This post is long overdue. My friend Monica
has written an amazing memoir, Driving With Dead People
. She writes about her difficult childhood, the colorful characters in it, and ultimately the abuse that she and her sister survived. Sounds like a downer maybe, but it's not, or at least it wasn't for me. First of all, Monica is funny. Hilarious in person, and equally compelling on paper. If you know me, you know that not a lot of things make me laugh out loud while I'm reading. Off the top of my head, Monica can do it, and Jonah instant messaging me can do it. Anyway, her writing is funny, and it is brave. While I was reading this book, and for days after I finished it, I carried it around with me everywhere, in a way I have with only a few books before. I wanted to keep it with me, the story, the courage, Monica...
When I was in in New York in early April, I had dinner with Monica one night. She was there to sign books at Barnes and Noble and meet with important publishing people. That time with her was absolutely one of the highlights of my trip east. That Monica, during this time of total insanity for her, is interested in my writing and believes in what I want to do with it, means the world to me. It is not an exaggeration to say that she is one of the most inspiring people I know, and one of the very sweetest and funniest. She makes everything seem possible. I trust her completely and feel so blessed to call her my friend.
Monica's book was published by Simon Spotlight Entertainment, an imprint of Simon & Schuster, and her book hit the shelves on March 6th. Sales have been great, and she was scheduled to be on NPR's Diane Rehm show
this month. Then her mother and one of her sisters called in to say it was all a lie, and suddenly the show had "scheduling conflicts" and had canceled Monica. They said it was about scheduling, but then they said they had qualms about airing a family's "dirty laundry". They had loved the book and been excited to discuss it on the show, but that went out the window. It seems to me that perpetrators and enablers of abuse are pretty likely going to deny things when they are made public (even when names are not used), so it's hard for me to believe that this alone would be any reason to question Monica's truth. It's pretty disappointing to me that NPR would shy away from dealing with the hard but important issue of child abuse. I like to think of NPR as the one media source I can count on (well, aside from some much smaller ones), at least most of the time.

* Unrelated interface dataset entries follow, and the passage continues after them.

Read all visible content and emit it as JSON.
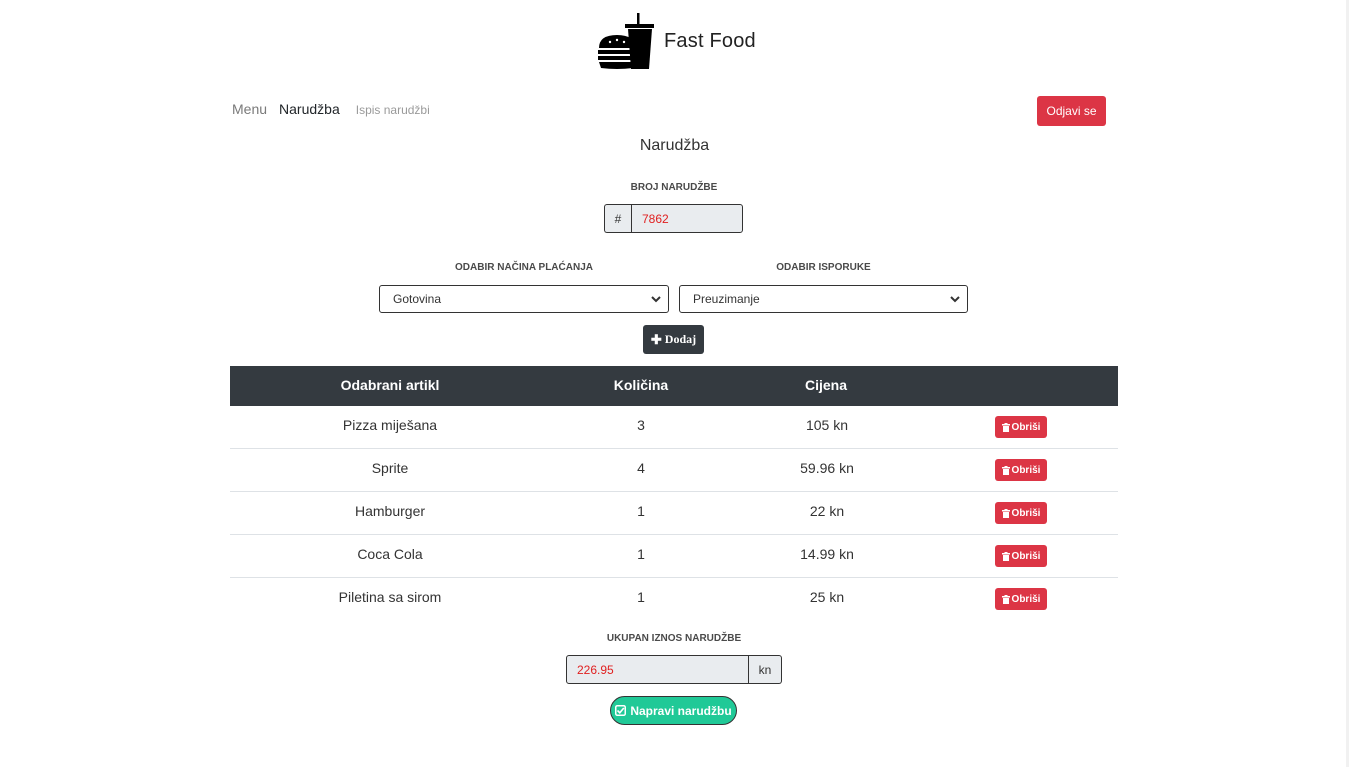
{
  "brand": {
    "title": "Fast Food",
    "logo_icon": "burger-drink-icon"
  },
  "nav": {
    "items": [
      "Menu",
      "Narudžba",
      "Ispis narudžbi"
    ],
    "logout_label": "Odjavi se"
  },
  "page": {
    "title": "Narudžba"
  },
  "order_number": {
    "label": "BROJ NARUDŽBE",
    "prefix": "#",
    "value": "7862"
  },
  "payment": {
    "label": "ODABIR NAČINA PLAĆANJA",
    "selected": "Gotovina"
  },
  "delivery": {
    "label": "ODABIR ISPORUKE",
    "selected": "Preuzimanje"
  },
  "add_button": {
    "label": "Dodaj",
    "icon": "plus-icon"
  },
  "table": {
    "headers": [
      "Odabrani artikl",
      "Količina",
      "Cijena",
      ""
    ],
    "rows": [
      {
        "item": "Pizza miješana",
        "qty": "3",
        "price": "105 kn"
      },
      {
        "item": "Sprite",
        "qty": "4",
        "price": "59.96 kn"
      },
      {
        "item": "Hamburger",
        "qty": "1",
        "price": "22 kn"
      },
      {
        "item": "Coca Cola",
        "qty": "1",
        "price": "14.99 kn"
      },
      {
        "item": "Piletina sa sirom",
        "qty": "1",
        "price": "25 kn"
      }
    ],
    "delete_label": "Obriši",
    "delete_icon": "trash-icon"
  },
  "total": {
    "label": "UKUPAN IZNOS NARUDŽBE",
    "value": "226.95",
    "unit": "kn"
  },
  "submit": {
    "label": "Napravi narudžbu",
    "icon": "check-square-icon"
  },
  "colors": {
    "danger": "#dc3545",
    "dark": "#343a40",
    "success": "#20c997",
    "readonly_bg": "#e9ecef",
    "value_text": "#e02020"
  }
}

I hope the Diane Rehm show will do well by Monica in the end, and I hope that the literary community (that's readers and writers both) will support Monica in writing the truth.

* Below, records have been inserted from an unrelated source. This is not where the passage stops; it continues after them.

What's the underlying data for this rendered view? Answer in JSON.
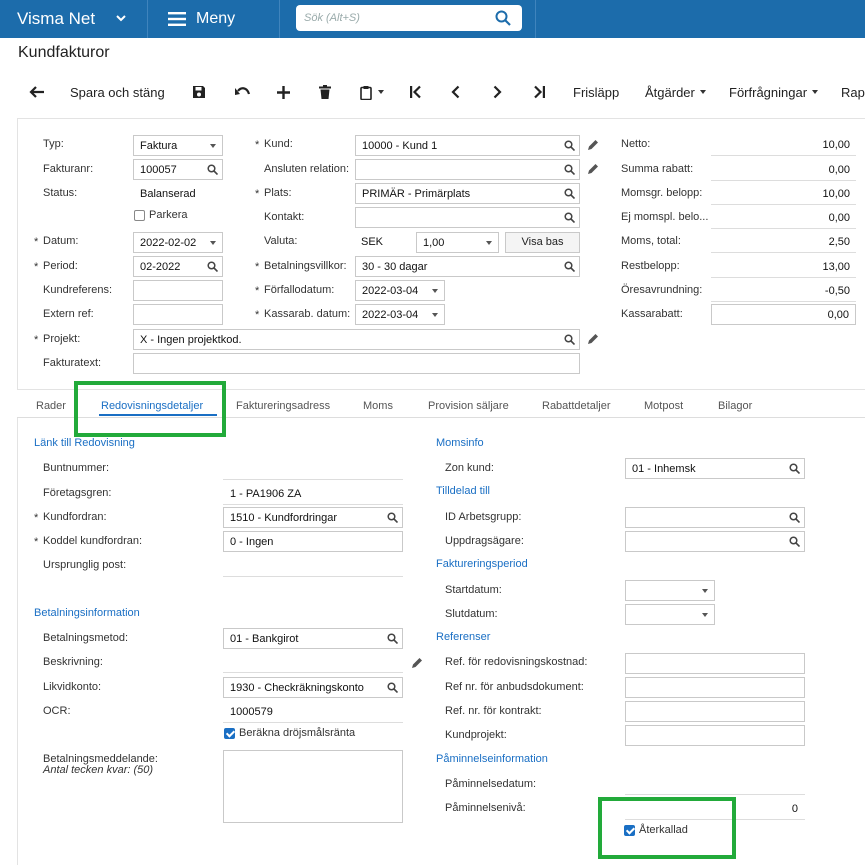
{
  "topbar": {
    "brand": "Visma Net",
    "menu_label": "Meny",
    "search_placeholder": "Sök (Alt+S)"
  },
  "page_title": "Kundfakturor",
  "toolbar": {
    "save_close": "Spara och stäng",
    "release": "Frisläpp",
    "actions": "Åtgärder",
    "inquiries": "Förfrågningar",
    "reports": "Rap"
  },
  "form": {
    "type_label": "Typ:",
    "type_value": "Faktura",
    "invoice_no_label": "Fakturanr:",
    "invoice_no_value": "100057",
    "status_label": "Status:",
    "status_value": "Balanserad",
    "hold_label": "Parkera",
    "date_label": "Datum:",
    "date_value": "2022-02-02",
    "period_label": "Period:",
    "period_value": "02-2022",
    "customer_ref_label": "Kundreferens:",
    "external_ref_label": "Extern ref:",
    "project_label": "Projekt:",
    "project_value": "X - Ingen projektkod.",
    "invoice_text_label": "Fakturatext:",
    "customer_label": "Kund:",
    "customer_value": "10000 - Kund 1",
    "related_label": "Ansluten relation:",
    "location_label": "Plats:",
    "location_value": "PRIMÄR - Primärplats",
    "contact_label": "Kontakt:",
    "currency_label": "Valuta:",
    "currency_value": "SEK",
    "rate_value": "1,00",
    "show_base_label": "Visa bas",
    "terms_label": "Betalningsvillkor:",
    "terms_value": "30 - 30 dagar",
    "due_date_label": "Förfallodatum:",
    "due_date_value": "2022-03-04",
    "cash_disc_date_label": "Kassarab. datum:",
    "cash_disc_date_value": "2022-03-04"
  },
  "totals": [
    {
      "label": "Netto:",
      "value": "10,00"
    },
    {
      "label": "Summa rabatt:",
      "value": "0,00"
    },
    {
      "label": "Momsgr. belopp:",
      "value": "10,00"
    },
    {
      "label": "Ej momspl. belo...",
      "value": "0,00"
    },
    {
      "label": "Moms, total:",
      "value": "2,50"
    },
    {
      "label": "Restbelopp:",
      "value": "13,00"
    },
    {
      "label": "Öresavrundning:",
      "value": "-0,50"
    },
    {
      "label": "Kassarabatt:",
      "value": "0,00"
    }
  ],
  "tabs": [
    "Rader",
    "Redovisningsdetaljer",
    "Faktureringsadress",
    "Moms",
    "Provision säljare",
    "Rabattdetaljer",
    "Motpost",
    "Bilagor"
  ],
  "details": {
    "link_section": "Länk till Redovisning",
    "batch_label": "Buntnummer:",
    "branch_label": "Företagsgren:",
    "branch_value": "1 - PA1906 ZA",
    "ar_account_label": "Kundfordran:",
    "ar_account_value": "1510 - Kundfordringar",
    "ar_sub_label": "Koddel kundfordran:",
    "ar_sub_value": "0 - Ingen",
    "orig_doc_label": "Ursprunglig post:",
    "payment_section": "Betalningsinformation",
    "pay_method_label": "Betalningsmetod:",
    "pay_method_value": "01 - Bankgirot",
    "description_label": "Beskrivning:",
    "cash_account_label": "Likvidkonto:",
    "cash_account_value": "1930 - Checkräkningskonto",
    "ocr_label": "OCR:",
    "ocr_value": "1000579",
    "late_interest_label": "Beräkna dröjsmålsränta",
    "payment_message_label": "Betalningsmeddelande:",
    "chars_left_label": "Antal tecken kvar: (50)",
    "vat_section": "Momsinfo",
    "zone_label": "Zon kund:",
    "zone_value": "01 - Inhemsk",
    "assigned_section": "Tilldelad till",
    "workgroup_label": "ID Arbetsgrupp:",
    "owner_label": "Uppdragsägare:",
    "billing_period_section": "Faktureringsperiod",
    "start_label": "Startdatum:",
    "end_label": "Slutdatum:",
    "refs_section": "Referenser",
    "ref_cost_label": "Ref. för redovisningskostnad:",
    "ref_quote_label": "Ref nr. för anbudsdokument:",
    "ref_contract_label": "Ref. nr. för kontrakt:",
    "cust_project_label": "Kundprojekt:",
    "reminder_section": "Påminnelseinformation",
    "reminder_date_label": "Påminnelsedatum:",
    "reminder_level_label": "Påminnelsenivå:",
    "reminder_level_value": "0",
    "recalled_label": "Återkallad"
  },
  "colors": {
    "topbar": "#1c6cab",
    "accent": "#1a6fc4",
    "highlight": "#22aa3a"
  }
}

1. Read Monica's book (and if you can, buy a few copies
for your friends). It's a great read, hard to put down (I lost a lot of sleep reading it). She inspires me in so many ways.
the Diane Rehm show and tell them to to reschedule Monica.
3. Read these other blog posts about this that shed more light on the situation: Jennifer